Creating a Chapter Jump Menu in Views for Drupal Books

One of the things I enjoy about the Drupal Book module is that it is a built in way to generate hierarchical content for a site. This can be anything from a work of fiction with multiple chapters to a handbook how-to. The built in navigation features are extremely simple to use for the visiting user and frankly make it easier to get them where they need to be. However there are some ways that are easier then others to navigate. One is to have a full listing of the chapters in a sidebar of the page. Personally I don’t quite like that approach in some cases.

On pretty much every fanfiction site I go to there is always a drop down menu to allow the user to go to the chapter of their choice. This allows the user to quickly select what chapter they want to go to without having to back track to a chapter listing. Now, whether this is more efficient then just having your table of contents along the side of the screen or not I could tell you. However it is expected in this day and age that it be there. So I had to figure out how to do this with Drupal. Fortunately after a bit I figured it out.

First off you more then likely already have views installed. It’s such a necessary module it’s been included as a core module in Drupal 8. IT allows you to create pages and listing of content easily and handles many of the use cases your average website will need. It also integrates rather seamlessly into Panels, allowing you to add views pages or create view panes. So first off you want to create a brand new view. It’s going to be a content view of the content type you use as pages in a book. I personally have two separate content types as part of my books. One type for the meta-data: title, summary, genre, series, rating. The second content type is the chapter or the real content of the book. I call the second type chapter so that is how I will refer to things from here on. You don’t need a full page so don’t create a page, you can choose a block or leave the basic two empty then once in editing create a content pane.

Now there is a module you will need to install called menu node API. This module provides you with an API, a module for setting access permissions, and the important part for this a node integrating it all with views. We will need this as for all intents and purposes a book module is just a menu of content and that menu is important for this block. Also, you should have pathauto installed so you can set your custom URL paths for your child page content type.

Having these modules installed first go to admin/config/search/path/patterns and find the entry for our chapter page. Now pathauto uses tokens for a good portion of things. My pathauto entries for my Story page, the front page for all my books is stories/[node:book:mlid] so that the mlid of this page is the same even when looking at the parent in your URL. My chapter page path is stories/[node:book:root:mlid]/[node:nid]. This provides some URL consistency so that the parent id is always the same no matter where in the book you are. Where I put [node:nid] you can chose what you want there instead. However, the [node:book:root:mlid] is essential to what we are discussing. Delete and Bulk Update your content URLs using the new patterns.

Now you have your basic content pane and your URL alias default. The first thing you need is to add a contextual filter. You should find the Menu: Parent Menu Link ID entry in the contextual filters and select that. When in settings, and this is how I did it if you know a better way then please share, under “When filter is not available” select provide default value and set that to Raw Value from URL. You will then need to set the path component to read for this filter.

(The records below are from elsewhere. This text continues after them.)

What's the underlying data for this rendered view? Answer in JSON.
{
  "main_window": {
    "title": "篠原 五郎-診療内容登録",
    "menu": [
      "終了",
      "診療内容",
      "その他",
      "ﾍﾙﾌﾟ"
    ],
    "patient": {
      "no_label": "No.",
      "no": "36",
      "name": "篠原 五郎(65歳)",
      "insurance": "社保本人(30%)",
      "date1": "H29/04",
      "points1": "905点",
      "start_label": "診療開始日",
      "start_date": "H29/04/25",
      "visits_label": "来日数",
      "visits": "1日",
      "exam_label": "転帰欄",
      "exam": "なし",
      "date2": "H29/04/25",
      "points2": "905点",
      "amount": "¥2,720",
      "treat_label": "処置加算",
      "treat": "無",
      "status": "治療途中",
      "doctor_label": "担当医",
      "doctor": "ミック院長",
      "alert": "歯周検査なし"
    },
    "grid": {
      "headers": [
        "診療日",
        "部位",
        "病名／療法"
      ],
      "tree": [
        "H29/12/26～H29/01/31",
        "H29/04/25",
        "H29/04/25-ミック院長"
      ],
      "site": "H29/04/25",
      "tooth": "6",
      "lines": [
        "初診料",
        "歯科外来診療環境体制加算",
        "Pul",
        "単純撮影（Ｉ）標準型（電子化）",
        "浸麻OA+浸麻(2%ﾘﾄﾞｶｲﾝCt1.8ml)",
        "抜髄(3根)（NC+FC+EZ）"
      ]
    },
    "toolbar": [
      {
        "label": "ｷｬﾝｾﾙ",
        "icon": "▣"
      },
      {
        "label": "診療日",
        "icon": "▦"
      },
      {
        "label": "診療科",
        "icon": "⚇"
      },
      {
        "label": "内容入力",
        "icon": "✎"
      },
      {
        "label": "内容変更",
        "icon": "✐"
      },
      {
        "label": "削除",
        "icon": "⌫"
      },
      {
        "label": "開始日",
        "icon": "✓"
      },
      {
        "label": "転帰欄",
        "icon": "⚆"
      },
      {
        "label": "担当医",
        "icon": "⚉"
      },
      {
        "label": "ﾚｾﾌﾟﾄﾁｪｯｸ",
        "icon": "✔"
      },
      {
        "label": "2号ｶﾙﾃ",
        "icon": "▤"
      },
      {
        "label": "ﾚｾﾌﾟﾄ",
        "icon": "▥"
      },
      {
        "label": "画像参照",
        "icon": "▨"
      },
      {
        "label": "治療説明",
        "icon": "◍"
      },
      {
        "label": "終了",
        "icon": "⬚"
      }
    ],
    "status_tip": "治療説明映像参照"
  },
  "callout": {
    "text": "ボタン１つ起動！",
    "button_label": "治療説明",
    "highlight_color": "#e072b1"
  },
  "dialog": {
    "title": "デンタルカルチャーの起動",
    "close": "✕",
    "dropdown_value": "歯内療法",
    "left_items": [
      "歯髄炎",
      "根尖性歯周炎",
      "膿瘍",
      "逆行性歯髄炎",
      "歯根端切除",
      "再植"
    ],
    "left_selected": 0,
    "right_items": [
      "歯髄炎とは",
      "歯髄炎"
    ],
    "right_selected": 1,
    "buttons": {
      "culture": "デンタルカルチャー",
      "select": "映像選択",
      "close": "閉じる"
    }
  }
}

That would be where in your alias the menu link id of the book is located. In my URL, stories/[node:book:root:mlid]/[node:nid], that would put the value you want as the second part of the path. Always remember that it’s position in the URL is relative to the end of your domain address, so which value in between / it is. For us that sets the value at 2. Then click the check box for use alias as the system path will NOT have this in there. Under the entries for when a default value r the filter is available I set it for a basic validation and to hide the view if it doesn’t.

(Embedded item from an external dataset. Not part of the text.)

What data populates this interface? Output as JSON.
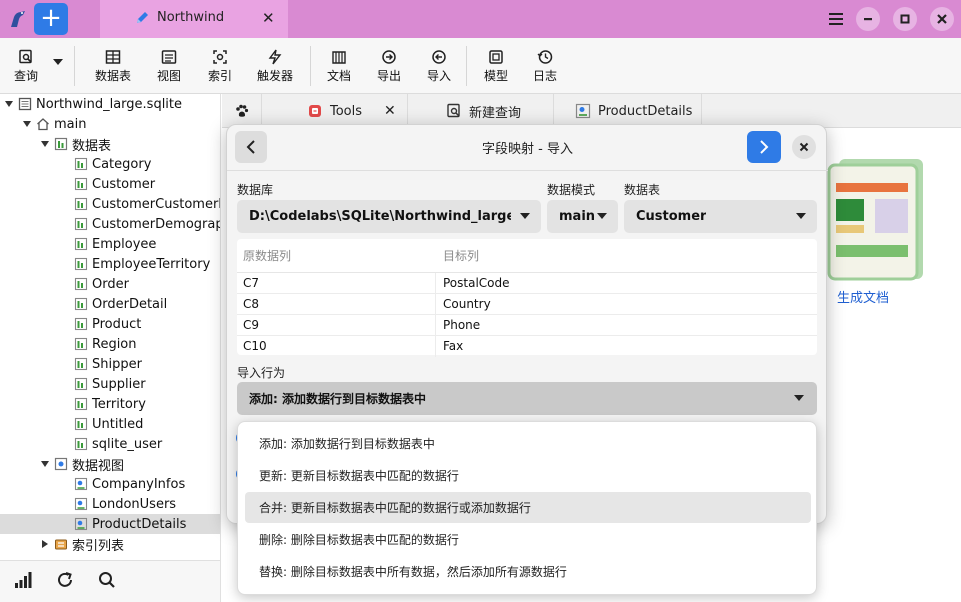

Now go to your format and set it for jump menu. And then make sure your show entry is set for fields. You will need four fields here. The first field is the title of the chapter. That is going to be your drop menus human readable entry. The second field is the parent menu link id. Set it to be excluded from display as you do NOT need it visible to the user. You will also need to add the node nid. This also should be set to exclude from display. Your forth field is the actual link that will be constructed. Add the Content:Link field, and once again click the exclude from display box. Go to Rewrite Results and select rewrite output of this field. Your entry should be similar to stories/[plid]/[nid] where the [plid] and [nid] fields are the values provided by the second and third fields.

Now go to your settings for the Jump Menu format. You need to set the link field as being Content:Link so that it will consider that as the internal link to send your user to. I personally hide the go button and set my choose text to -Chapter- however you can leave Go visible and modify the text of it to your preference.

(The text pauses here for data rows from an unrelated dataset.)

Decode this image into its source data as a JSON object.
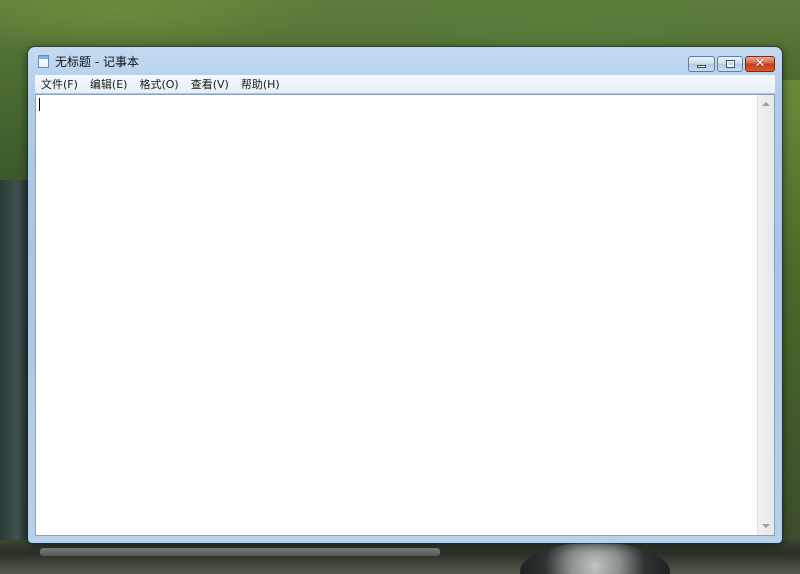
{
  "window": {
    "title": "无标题 - 记事本",
    "app_icon": "notepad-icon"
  },
  "caption_buttons": {
    "minimize": "minimize-icon",
    "maximize": "maximize-icon",
    "close": "close-icon",
    "close_glyph": "✕"
  },
  "menu": {
    "items": [
      {
        "label": "文件(F)"
      },
      {
        "label": "编辑(E)"
      },
      {
        "label": "格式(O)"
      },
      {
        "label": "查看(V)"
      },
      {
        "label": "帮助(H)"
      }
    ]
  },
  "editor": {
    "text": ""
  },
  "colors": {
    "close_button": "#c43d17",
    "titlebar": "#b2cce9",
    "editor_bg": "#ffffff"
  }
}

Go to your preview area and enter the parent menu link id of one of your books to test. What you should see is a basic drop down menu of all chapters that are a part of that book. Save this and then just place the view pane in a panel page modifying your chapter content type. There you go, and easy to use chapter jump menu for the users on your site. There may be a more efficient and easier way to do this. This is just what worked for me. If you have better ideas or improvements please, leave a comment and let me know what you think would be better. I’m always open to more improvement.